schools are supposed to provide a jumpstart to your career
; catapult you to the league of extraordinary businessmen/women. And the measure of success
traditionally has been (rightly so?) the astronomical graduating salary figures. But the times have changed, more so in India. Yes, I have data to back up my claim. The average salary at a top-3 school in India is up 30% from 2007 to 2013, the consumer prices (or the inflation) are up 80%, and the fee is up (whopping) 230%. The learned may say that 2007 is not the right year because the fee saw a structural revision in 2007. Well, with 2008 as starting figure the salary is actually down 3%, prices up 63%, and fee is up 51% – the math is still fairly bad. And we are not even talking about the opportunity cost of not working for 2 years.

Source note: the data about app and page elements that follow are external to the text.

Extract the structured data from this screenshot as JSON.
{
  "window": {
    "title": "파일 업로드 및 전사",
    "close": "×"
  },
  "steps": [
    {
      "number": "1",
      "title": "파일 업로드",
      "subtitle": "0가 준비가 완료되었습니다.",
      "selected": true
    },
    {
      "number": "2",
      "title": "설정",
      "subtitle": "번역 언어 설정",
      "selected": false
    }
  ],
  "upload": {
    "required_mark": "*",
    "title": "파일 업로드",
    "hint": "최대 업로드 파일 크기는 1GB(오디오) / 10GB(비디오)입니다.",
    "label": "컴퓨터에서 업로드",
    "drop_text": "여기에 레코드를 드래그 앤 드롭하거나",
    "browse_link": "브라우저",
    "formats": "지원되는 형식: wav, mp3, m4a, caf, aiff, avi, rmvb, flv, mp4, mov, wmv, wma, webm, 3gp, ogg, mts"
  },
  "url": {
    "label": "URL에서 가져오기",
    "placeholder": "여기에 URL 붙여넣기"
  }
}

Source: Pagalguy, Reported Salary and Fee, CRISIL, and GradStory Analysis
In the parallel world, massive open online courses (also known as MOOC – some of the famous ones being Coursera, edX, etc.) are redefining education. From the comfort of your room, a laptop, and access to Wi-Fi you can educate yourself from and with the best in the world. For example, my friend, Ankit, recently did a course online from Stanford GSB, arguably the best in the world – for FREE, including all the submissions and virtual class discussions.
The point really is that don’t apply to a business school

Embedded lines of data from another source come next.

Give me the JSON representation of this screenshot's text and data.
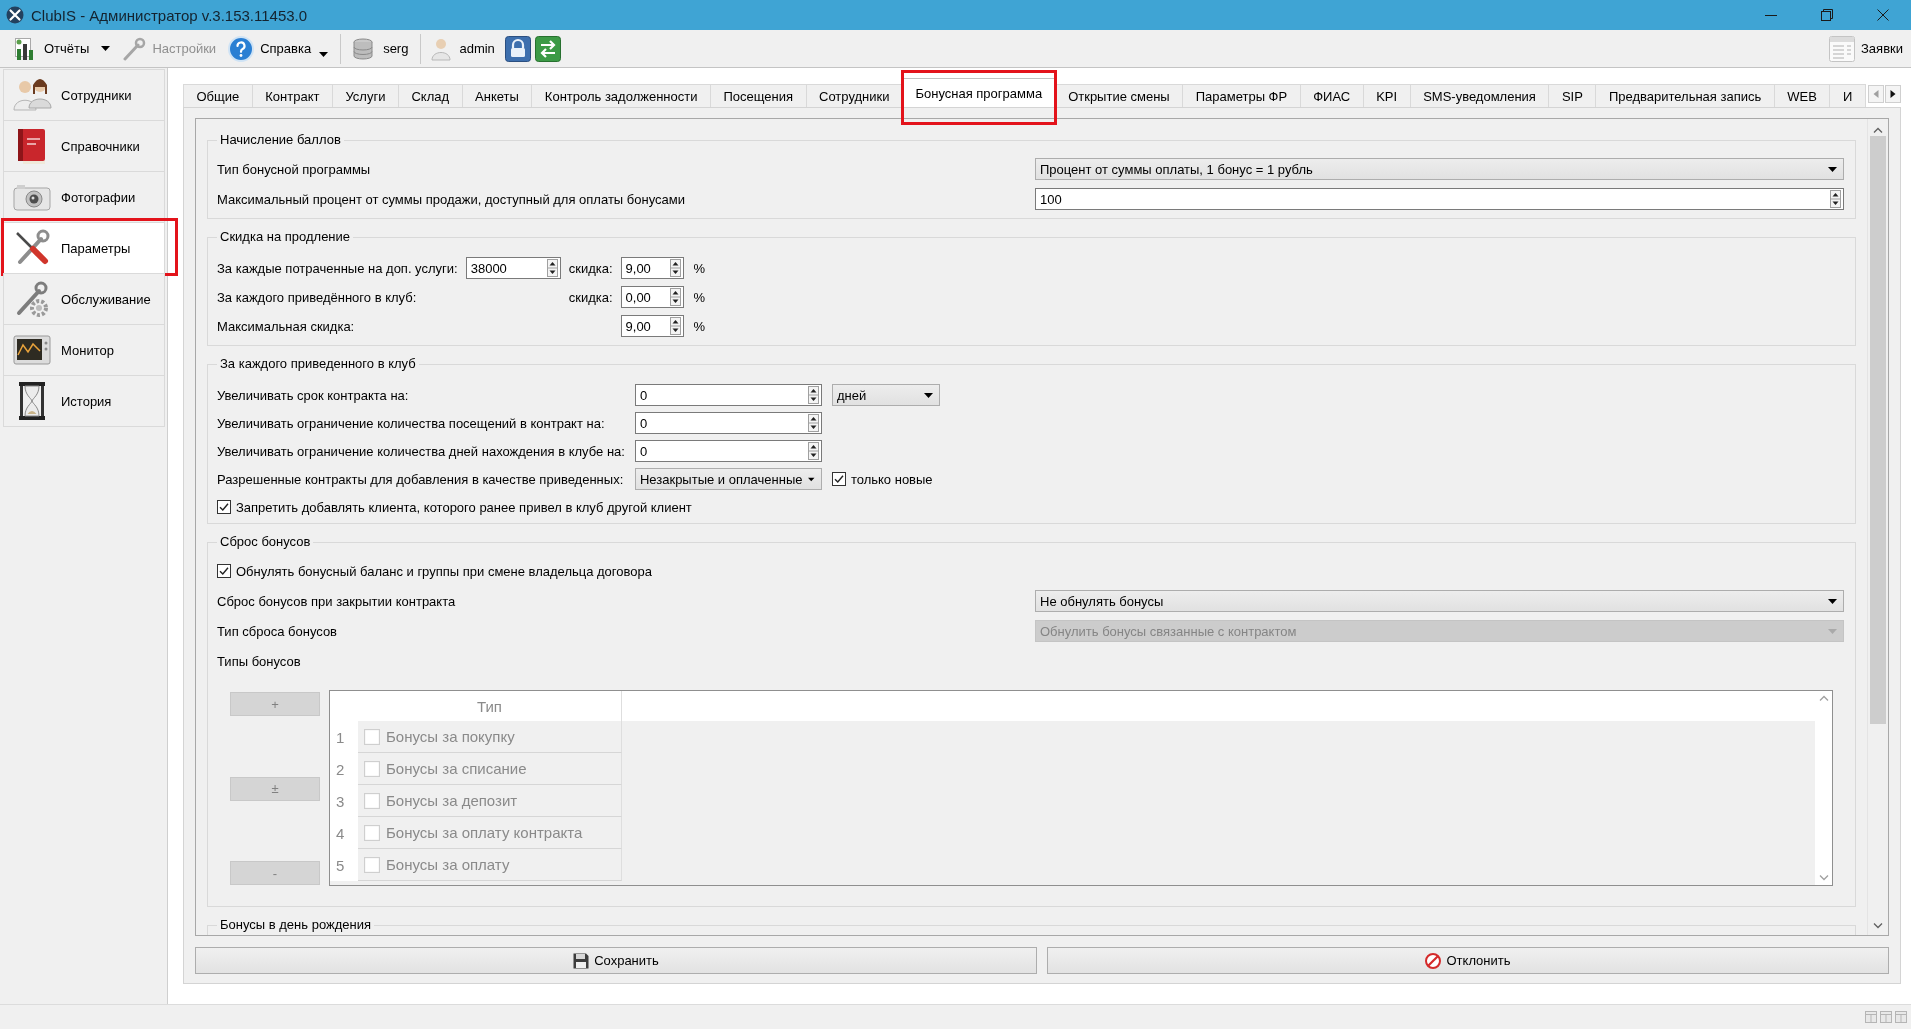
{
  "window": {
    "title": "ClubIS - Администратор v.3.153.11453.0"
  },
  "toolbar": {
    "reports": {
      "label": "Отчёты"
    },
    "settings": {
      "label": "Настройки",
      "disabled": true
    },
    "help": {
      "label": "Справка"
    },
    "database_user": {
      "label": "serg"
    },
    "user": {
      "label": "admin"
    },
    "requests": {
      "label": "Заявки"
    }
  },
  "sidebar": {
    "items": [
      {
        "label": "Сотрудники",
        "selected": false,
        "highlighted": false
      },
      {
        "label": "Справочники",
        "selected": false,
        "highlighted": false
      },
      {
        "label": "Фотографии",
        "selected": false,
        "highlighted": false
      },
      {
        "label": "Параметры",
        "selected": true,
        "highlighted": true
      },
      {
        "label": "Обслуживание",
        "selected": false,
        "highlighted": false
      },
      {
        "label": "Монитор",
        "selected": false,
        "highlighted": false
      },
      {
        "label": "История",
        "selected": false,
        "highlighted": false
      }
    ]
  },
  "tabs": [
    {
      "label": "Общие",
      "selected": false,
      "highlighted": false
    },
    {
      "label": "Контракт",
      "selected": false,
      "highlighted": false
    },
    {
      "label": "Услуги",
      "selected": false,
      "highlighted": false
    },
    {
      "label": "Склад",
      "selected": false,
      "highlighted": false
    },
    {
      "label": "Анкеты",
      "selected": false,
      "highlighted": false
    },
    {
      "label": "Контроль задолженности",
      "selected": false,
      "highlighted": false
    },
    {
      "label": "Посещения",
      "selected": false,
      "highlighted": false
    },
    {
      "label": "Сотрудники",
      "selected": false,
      "highlighted": false
    },
    {
      "label": "Бонусная программа",
      "selected": true,
      "highlighted": true
    },
    {
      "label": "Открытие смены",
      "selected": false,
      "highlighted": false
    },
    {
      "label": "Параметры ФР",
      "selected": false,
      "highlighted": false
    },
    {
      "label": "ФИАС",
      "selected": false,
      "highlighted": false
    },
    {
      "label": "KPI",
      "selected": false,
      "highlighted": false
    },
    {
      "label": "SMS-уведомления",
      "selected": false,
      "highlighted": false
    },
    {
      "label": "SIP",
      "selected": false,
      "highlighted": false
    },
    {
      "label": "Предварительная запись",
      "selected": false,
      "highlighted": false
    },
    {
      "label": "WEB",
      "selected": false,
      "highlighted": false
    },
    {
      "label": "И",
      "selected": false,
      "highlighted": false
    }
  ],
  "bonus_accrual": {
    "title": "Начисление баллов",
    "program_type": {
      "label": "Тип бонусной программы",
      "value": "Процент от суммы оплаты, 1 бонус = 1 рубль"
    },
    "max_percent": {
      "label": "Максимальный процент от суммы продажи, доступный для оплаты бонусами",
      "value": "100"
    }
  },
  "renewal_discount": {
    "title": "Скидка на продление",
    "rows": [
      {
        "label": "За каждые потраченные на доп. услуги:",
        "amount": "38000",
        "discount_label": "скидка:",
        "discount": "9,00",
        "unit": "%"
      },
      {
        "label": "За каждого приведённого в клуб:",
        "discount_label": "скидка:",
        "discount": "0,00",
        "unit": "%"
      },
      {
        "label": "Максимальная скидка:",
        "discount": "9,00",
        "unit": "%"
      }
    ]
  },
  "referral": {
    "title": "За каждого приведенного в клуб",
    "contract_extension": {
      "label": "Увеличивать срок контракта на:",
      "value": "0",
      "unit": "дней"
    },
    "visits_limit": {
      "label": "Увеличивать ограничение количества посещений в контракт на:",
      "value": "0"
    },
    "days_limit": {
      "label": "Увеличивать ограничение количества дней нахождения в клубе на:",
      "value": "0"
    },
    "allowed_contracts": {
      "label": "Разрешенные контракты для добавления в качестве приведенных:",
      "value": "Незакрытые и оплаченные",
      "only_new": {
        "label": "только новые",
        "checked": true
      }
    },
    "forbid_rereferral": {
      "label": "Запретить добавлять клиента, которого ранее привел в клуб другой клиент",
      "checked": true
    }
  },
  "bonus_reset": {
    "title": "Сброс бонусов",
    "reset_on_owner_change": {
      "label": "Обнулять бонусный баланс и группы при смене владельца договора",
      "checked": true
    },
    "reset_on_close": {
      "label": "Сброс бонусов при закрытии контракта",
      "value": "Не обнулять бонусы"
    },
    "reset_type": {
      "label": "Тип сброса бонусов",
      "value": "Обнулить бонусы связанные с контрактом",
      "disabled": true
    },
    "bonus_types": {
      "label": "Типы бонусов",
      "disabled": true,
      "buttons": [
        "+",
        "±",
        "-"
      ],
      "columns": [
        "Тип"
      ],
      "rows": [
        {
          "number": "1",
          "name": "Бонусы за покупку",
          "checked": false
        },
        {
          "number": "2",
          "name": "Бонусы за списание",
          "checked": false
        },
        {
          "number": "3",
          "name": "Бонусы за депозит",
          "checked": false
        },
        {
          "number": "4",
          "name": "Бонусы за оплату контракта",
          "checked": false
        },
        {
          "number": "5",
          "name": "Бонусы за оплату",
          "checked": false
        }
      ]
    }
  },
  "birthday_bonuses": {
    "title": "Бонусы в день рождения"
  },
  "save_button": {
    "label": "Сохранить"
  },
  "cancel_button": {
    "label": "Отклонить"
  }
}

for just the jumpstart, for the six-figure salary, or even for the academics (yes, I said that). Apply for the experience it offers, the network you create, and the chance to push and reinvent yourself – the things that set you up for a successful long-term career. Going in with the right expectations would help you cut through the noise and focus on the things that really matter. And hopefully, you would make more money too – in the long run.